TASK MATERIAL Block Start

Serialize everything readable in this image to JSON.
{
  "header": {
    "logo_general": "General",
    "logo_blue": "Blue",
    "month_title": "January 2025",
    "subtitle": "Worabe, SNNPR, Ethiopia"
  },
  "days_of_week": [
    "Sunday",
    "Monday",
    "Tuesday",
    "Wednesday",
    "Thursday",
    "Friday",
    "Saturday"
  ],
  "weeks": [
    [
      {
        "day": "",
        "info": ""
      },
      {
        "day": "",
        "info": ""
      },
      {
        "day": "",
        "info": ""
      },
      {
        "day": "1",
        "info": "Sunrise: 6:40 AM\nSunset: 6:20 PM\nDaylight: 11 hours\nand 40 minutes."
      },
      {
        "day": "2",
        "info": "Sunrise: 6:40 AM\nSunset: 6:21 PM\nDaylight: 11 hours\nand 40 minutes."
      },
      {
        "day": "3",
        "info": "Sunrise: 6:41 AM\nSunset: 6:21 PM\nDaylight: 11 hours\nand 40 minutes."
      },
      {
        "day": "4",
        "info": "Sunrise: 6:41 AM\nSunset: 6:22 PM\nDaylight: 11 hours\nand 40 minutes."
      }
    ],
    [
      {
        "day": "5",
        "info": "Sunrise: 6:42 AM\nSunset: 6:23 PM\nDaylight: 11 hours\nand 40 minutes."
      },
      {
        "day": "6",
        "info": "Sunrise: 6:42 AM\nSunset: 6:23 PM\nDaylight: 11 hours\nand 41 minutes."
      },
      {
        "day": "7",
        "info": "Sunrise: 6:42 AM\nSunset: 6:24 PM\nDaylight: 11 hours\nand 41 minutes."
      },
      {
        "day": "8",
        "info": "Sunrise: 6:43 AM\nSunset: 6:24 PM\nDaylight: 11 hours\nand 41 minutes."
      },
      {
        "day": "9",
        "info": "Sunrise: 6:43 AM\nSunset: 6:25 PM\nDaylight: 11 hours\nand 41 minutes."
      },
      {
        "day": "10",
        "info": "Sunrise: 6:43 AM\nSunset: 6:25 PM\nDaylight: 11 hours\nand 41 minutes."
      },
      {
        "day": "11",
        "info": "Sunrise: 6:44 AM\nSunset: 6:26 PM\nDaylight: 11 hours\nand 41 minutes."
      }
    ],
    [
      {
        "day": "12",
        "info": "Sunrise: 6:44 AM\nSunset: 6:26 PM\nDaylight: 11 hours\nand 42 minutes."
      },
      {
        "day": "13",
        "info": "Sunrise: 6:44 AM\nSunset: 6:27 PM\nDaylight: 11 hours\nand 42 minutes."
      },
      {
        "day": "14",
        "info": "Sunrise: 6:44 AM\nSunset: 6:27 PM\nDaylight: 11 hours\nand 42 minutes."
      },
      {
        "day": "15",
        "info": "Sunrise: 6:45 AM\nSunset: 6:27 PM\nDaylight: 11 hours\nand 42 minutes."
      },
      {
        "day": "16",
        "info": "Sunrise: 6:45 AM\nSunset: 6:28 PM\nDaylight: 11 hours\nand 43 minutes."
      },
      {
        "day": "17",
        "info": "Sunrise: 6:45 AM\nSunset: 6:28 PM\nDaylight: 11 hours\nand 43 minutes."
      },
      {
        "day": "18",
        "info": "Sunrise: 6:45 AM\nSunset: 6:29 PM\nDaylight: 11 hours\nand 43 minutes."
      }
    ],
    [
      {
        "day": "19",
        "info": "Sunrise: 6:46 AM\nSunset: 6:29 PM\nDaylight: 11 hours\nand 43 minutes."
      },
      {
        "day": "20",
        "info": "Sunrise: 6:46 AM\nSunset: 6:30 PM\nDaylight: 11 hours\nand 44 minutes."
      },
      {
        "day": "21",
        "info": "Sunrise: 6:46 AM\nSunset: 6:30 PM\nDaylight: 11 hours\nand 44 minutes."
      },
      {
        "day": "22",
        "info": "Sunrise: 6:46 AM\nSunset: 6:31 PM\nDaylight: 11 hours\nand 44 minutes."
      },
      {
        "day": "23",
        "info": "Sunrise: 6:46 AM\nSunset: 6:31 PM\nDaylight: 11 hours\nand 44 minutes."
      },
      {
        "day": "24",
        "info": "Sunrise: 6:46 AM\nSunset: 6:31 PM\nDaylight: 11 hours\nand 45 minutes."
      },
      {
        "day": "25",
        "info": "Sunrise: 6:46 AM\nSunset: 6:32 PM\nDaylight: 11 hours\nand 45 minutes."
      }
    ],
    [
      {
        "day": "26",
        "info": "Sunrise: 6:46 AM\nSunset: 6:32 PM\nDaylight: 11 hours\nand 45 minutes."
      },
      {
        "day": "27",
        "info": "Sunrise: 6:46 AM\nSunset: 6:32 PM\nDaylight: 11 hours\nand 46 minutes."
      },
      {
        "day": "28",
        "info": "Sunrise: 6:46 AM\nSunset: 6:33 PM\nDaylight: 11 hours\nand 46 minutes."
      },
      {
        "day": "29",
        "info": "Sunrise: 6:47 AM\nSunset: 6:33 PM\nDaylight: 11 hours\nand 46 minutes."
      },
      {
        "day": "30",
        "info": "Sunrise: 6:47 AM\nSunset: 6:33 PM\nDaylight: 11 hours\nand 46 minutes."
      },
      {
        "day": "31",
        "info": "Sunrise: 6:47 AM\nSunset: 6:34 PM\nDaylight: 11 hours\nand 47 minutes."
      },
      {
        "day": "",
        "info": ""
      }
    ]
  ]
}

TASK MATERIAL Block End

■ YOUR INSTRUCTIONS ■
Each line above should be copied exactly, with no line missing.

■ ANSWER BELOW ■
Serialize everything readable in this image to JSON.
{
  "header": {
    "logo_general": "General",
    "logo_blue": "Blue",
    "month_title": "January 2025",
    "subtitle": "Worabe, SNNPR, Ethiopia"
  },
  "days_of_week": [
    "Sunday",
    "Monday",
    "Tuesday",
    "Wednesday",
    "Thursday",
    "Friday",
    "Saturday"
  ],
  "weeks": [
    [
      {
        "day": "",
        "info": ""
      },
      {
        "day": "",
        "info": ""
      },
      {
        "day": "",
        "info": ""
      },
      {
        "day": "1",
        "info": "Sunrise: 6:40 AM\nSunset: 6:20 PM\nDaylight: 11 hours\nand 40 minutes."
      },
      {
        "day": "2",
        "info": "Sunrise: 6:40 AM\nSunset: 6:21 PM\nDaylight: 11 hours\nand 40 minutes."
      },
      {
        "day": "3",
        "info": "Sunrise: 6:41 AM\nSunset: 6:21 PM\nDaylight: 11 hours\nand 40 minutes."
      },
      {
        "day": "4",
        "info": "Sunrise: 6:41 AM\nSunset: 6:22 PM\nDaylight: 11 hours\nand 40 minutes."
      }
    ],
    [
      {
        "day": "5",
        "info": "Sunrise: 6:42 AM\nSunset: 6:23 PM\nDaylight: 11 hours\nand 40 minutes."
      },
      {
        "day": "6",
        "info": "Sunrise: 6:42 AM\nSunset: 6:23 PM\nDaylight: 11 hours\nand 41 minutes."
      },
      {
        "day": "7",
        "info": "Sunrise: 6:42 AM\nSunset: 6:24 PM\nDaylight: 11 hours\nand 41 minutes."
      },
      {
        "day": "8",
        "info": "Sunrise: 6:43 AM\nSunset: 6:24 PM\nDaylight: 11 hours\nand 41 minutes."
      },
      {
        "day": "9",
        "info": "Sunrise: 6:43 AM\nSunset: 6:25 PM\nDaylight: 11 hours\nand 41 minutes."
      },
      {
        "day": "10",
        "info": "Sunrise: 6:43 AM\nSunset: 6:25 PM\nDaylight: 11 hours\nand 41 minutes."
      },
      {
        "day": "11",
        "info": "Sunrise: 6:44 AM\nSunset: 6:26 PM\nDaylight: 11 hours\nand 41 minutes."
      }
    ],
    [
      {
        "day": "12",
        "info": "Sunrise: 6:44 AM\nSunset: 6:26 PM\nDaylight: 11 hours\nand 42 minutes."
      },
      {
        "day": "13",
        "info": "Sunrise: 6:44 AM\nSunset: 6:27 PM\nDaylight: 11 hours\nand 42 minutes."
      },
      {
        "day": "14",
        "info": "Sunrise: 6:44 AM\nSunset: 6:27 PM\nDaylight: 11 hours\nand 42 minutes."
      },
      {
        "day": "15",
        "info": "Sunrise: 6:45 AM\nSunset: 6:27 PM\nDaylight: 11 hours\nand 42 minutes."
      },
      {
        "day": "16",
        "info": "Sunrise: 6:45 AM\nSunset: 6:28 PM\nDaylight: 11 hours\nand 43 minutes."
      },
      {
        "day": "17",
        "info": "Sunrise: 6:45 AM\nSunset: 6:28 PM\nDaylight: 11 hours\nand 43 minutes."
      },
      {
        "day": "18",
        "info": "Sunrise: 6:45 AM\nSunset: 6:29 PM\nDaylight: 11 hours\nand 43 minutes."
      }
    ],
    [
      {
        "day": "19",
        "info": "Sunrise: 6:46 AM\nSunset: 6:29 PM\nDaylight: 11 hours\nand 43 minutes."
      },
      {
        "day": "20",
        "info": "Sunrise: 6:46 AM\nSunset: 6:30 PM\nDaylight: 11 hours\nand 44 minutes."
      },
      {
        "day": "21",
        "info": "Sunrise: 6:46 AM\nSunset: 6:30 PM\nDaylight: 11 hours\nand 44 minutes."
      },
      {
        "day": "22",
        "info": "Sunrise: 6:46 AM\nSunset: 6:31 PM\nDaylight: 11 hours\nand 44 minutes."
      },
      {
        "day": "23",
        "info": "Sunrise: 6:46 AM\nSunset: 6:31 PM\nDaylight: 11 hours\nand 44 minutes."
      },
      {
        "day": "24",
        "info": "Sunrise: 6:46 AM\nSunset: 6:31 PM\nDaylight: 11 hours\nand 45 minutes."
      },
      {
        "day": "25",
        "info": "Sunrise: 6:46 AM\nSunset: 6:32 PM\nDaylight: 11 hours\nand 45 minutes."
      }
    ],
    [
      {
        "day": "26",
        "info": "Sunrise: 6:46 AM\nSunset: 6:32 PM\nDaylight: 11 hours\nand 45 minutes."
      },
      {
        "day": "27",
        "info": "Sunrise: 6:46 AM\nSunset: 6:32 PM\nDaylight: 11 hours\nand 46 minutes."
      },
      {
        "day": "28",
        "info": "Sunrise: 6:46 AM\nSunset: 6:33 PM\nDaylight: 11 hours\nand 46 minutes."
      },
      {
        "day": "29",
        "info": "Sunrise: 6:47 AM\nSunset: 6:33 PM\nDaylight: 11 hours\nand 46 minutes."
      },
      {
        "day": "30",
        "info": "Sunrise: 6:47 AM\nSunset: 6:33 PM\nDaylight: 11 hours\nand 46 minutes."
      },
      {
        "day": "31",
        "info": "Sunrise: 6:47 AM\nSunset: 6:34 PM\nDaylight: 11 hours\nand 47 minutes."
      },
      {
        "day": "",
        "info": ""
      }
    ]
  ]
}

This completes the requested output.